The further to the left or the right you move, the more your lens on life distorts.

Wednesday, November 15, 2017

Shadow Brokers

Like most failures in the previous presidency, the massive hack perpetrated by the "Shadow Brokers" on our most secretive and advanced intelligence agencies has, until recently, gone widely unreported by the media. The New York Times, to its credit, reports on what may be the most significant intelligence failure in the history of the United States—the theft via hacking of the secret computer software that is used for our most advanced cyberwarfare weapons.

This hack wasn't just a leak of our intelligence programs or even the names of operatives (a la Edward Snowdon). It was the theft of the weapons themselves—equivalent to the theft of physical weapons systems and their armaments. And unlike physical weapon, cyberwarfare software can be cloned and distributed worldwide to criminals,
terrorists and our nation state adversaries.

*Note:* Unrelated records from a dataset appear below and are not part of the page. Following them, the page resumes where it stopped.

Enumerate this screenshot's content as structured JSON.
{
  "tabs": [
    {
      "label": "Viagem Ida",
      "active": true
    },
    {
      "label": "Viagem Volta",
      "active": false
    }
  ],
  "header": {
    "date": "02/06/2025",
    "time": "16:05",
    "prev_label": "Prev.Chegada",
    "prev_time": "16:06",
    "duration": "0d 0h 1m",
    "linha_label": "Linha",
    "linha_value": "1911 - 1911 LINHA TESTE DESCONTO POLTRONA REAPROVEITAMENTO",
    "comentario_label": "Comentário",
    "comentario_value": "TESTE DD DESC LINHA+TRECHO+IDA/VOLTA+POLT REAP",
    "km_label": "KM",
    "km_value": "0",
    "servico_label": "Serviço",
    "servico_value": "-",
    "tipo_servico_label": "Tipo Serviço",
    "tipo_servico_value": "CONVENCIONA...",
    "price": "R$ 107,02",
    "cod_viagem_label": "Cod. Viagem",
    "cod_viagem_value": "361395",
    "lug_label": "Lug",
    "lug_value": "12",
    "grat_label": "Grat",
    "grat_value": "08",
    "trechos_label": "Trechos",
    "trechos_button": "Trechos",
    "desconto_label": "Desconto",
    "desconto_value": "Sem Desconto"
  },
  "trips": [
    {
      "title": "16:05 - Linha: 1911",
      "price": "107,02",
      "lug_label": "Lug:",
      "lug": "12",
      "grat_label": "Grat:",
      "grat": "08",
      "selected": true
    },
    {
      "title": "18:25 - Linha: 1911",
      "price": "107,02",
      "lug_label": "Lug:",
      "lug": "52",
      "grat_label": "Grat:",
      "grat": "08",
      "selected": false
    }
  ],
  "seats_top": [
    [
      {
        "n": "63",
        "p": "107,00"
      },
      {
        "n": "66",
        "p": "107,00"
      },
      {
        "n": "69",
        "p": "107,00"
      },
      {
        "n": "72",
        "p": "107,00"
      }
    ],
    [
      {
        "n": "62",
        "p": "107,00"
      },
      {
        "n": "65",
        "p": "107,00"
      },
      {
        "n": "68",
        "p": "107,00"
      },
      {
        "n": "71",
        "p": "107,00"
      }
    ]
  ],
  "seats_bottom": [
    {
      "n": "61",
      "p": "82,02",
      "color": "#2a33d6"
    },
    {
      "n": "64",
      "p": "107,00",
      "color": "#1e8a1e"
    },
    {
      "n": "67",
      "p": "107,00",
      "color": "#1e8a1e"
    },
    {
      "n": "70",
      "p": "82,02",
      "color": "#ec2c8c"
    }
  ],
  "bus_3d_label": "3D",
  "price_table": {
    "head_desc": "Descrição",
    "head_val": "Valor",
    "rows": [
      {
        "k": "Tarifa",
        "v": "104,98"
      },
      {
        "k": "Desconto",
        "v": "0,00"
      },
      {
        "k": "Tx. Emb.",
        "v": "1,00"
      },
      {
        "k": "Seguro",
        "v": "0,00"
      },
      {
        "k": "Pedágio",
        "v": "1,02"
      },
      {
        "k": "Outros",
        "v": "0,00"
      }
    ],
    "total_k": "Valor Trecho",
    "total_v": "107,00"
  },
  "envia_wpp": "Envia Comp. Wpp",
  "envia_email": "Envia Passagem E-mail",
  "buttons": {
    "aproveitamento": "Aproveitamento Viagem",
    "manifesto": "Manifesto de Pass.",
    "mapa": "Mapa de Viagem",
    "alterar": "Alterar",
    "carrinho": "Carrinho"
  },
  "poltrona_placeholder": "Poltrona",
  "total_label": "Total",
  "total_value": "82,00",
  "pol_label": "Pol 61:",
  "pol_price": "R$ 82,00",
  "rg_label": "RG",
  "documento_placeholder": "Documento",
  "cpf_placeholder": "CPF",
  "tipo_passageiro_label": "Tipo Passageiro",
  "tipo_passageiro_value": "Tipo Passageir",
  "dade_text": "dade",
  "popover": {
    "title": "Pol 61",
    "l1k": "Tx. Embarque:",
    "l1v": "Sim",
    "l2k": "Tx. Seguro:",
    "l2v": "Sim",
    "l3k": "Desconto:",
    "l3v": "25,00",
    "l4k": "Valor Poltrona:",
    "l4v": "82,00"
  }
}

This cyberweapon software is already in the hands of bad actors including North Korea and Iran and is being used against us. The reporters for the NYT write:
Millions of people saw their computers shut down by ransomware, with demands for payments in digital currency to have their access restored. Tens of thousands of employees at Mondelez International, the maker of Oreo cookies, had their data completely wiped. FedEx reported that an attack on a European subsidiary had halted deliveries and cost $300 million. Hospitals in Pennsylvania, Britain and Indonesia had to turn away patients. The attacks disrupted production at a car plant in France, an oil company in Brazil and a chocolate factory in Tasmania, among thousands of enterprises affected worldwide.

American officials had to explain to close allies — and to business leaders in the United States — how cyberweapons developed at Fort Meade in Maryland came to be used against them. Experts believe more attacks using the stolen N.S.A. tools are all but certain.

Inside the agency’s Maryland headquarters and its campuses around the country, N.S.A. employees have been subjected to polygraphs and suspended from their jobs in a hunt for turncoats allied with the Shadow Brokers. Much of the agency’s arsenal is still being replaced, curtailing operations. Morale has plunged, and experienced specialists are leaving the agency for better-paying jobs — including with firms defending computer networks from intrusions that use the N.S.A.’s leaked tools.

“It’s a disaster on multiple levels,” Mr. Williams said. “It’s embarrassing that the people responsible for this have not been brought to justice.”
Characterizing this as a "disaster" is an understatement.

It is difficult to understand how one of the most advanced cyberwarfare organizations on the planet, the NSA, left itself vulnerable to the hack. Was it the work of enemy agents or disaffected employees inside the agency, sloppy security measures that should have protected access to the source code, poor leadership, laziness, or a combination of all four? As yet, know one knows.

The same "deep state" intelligence agencies that went to war against Donald Trump (and whom Trump correctly called out for their sloppy work) now look like incompetent fools. In this case, at least, the "deep state" is not protecting our country, rather it seems to be putting it into jeopardy.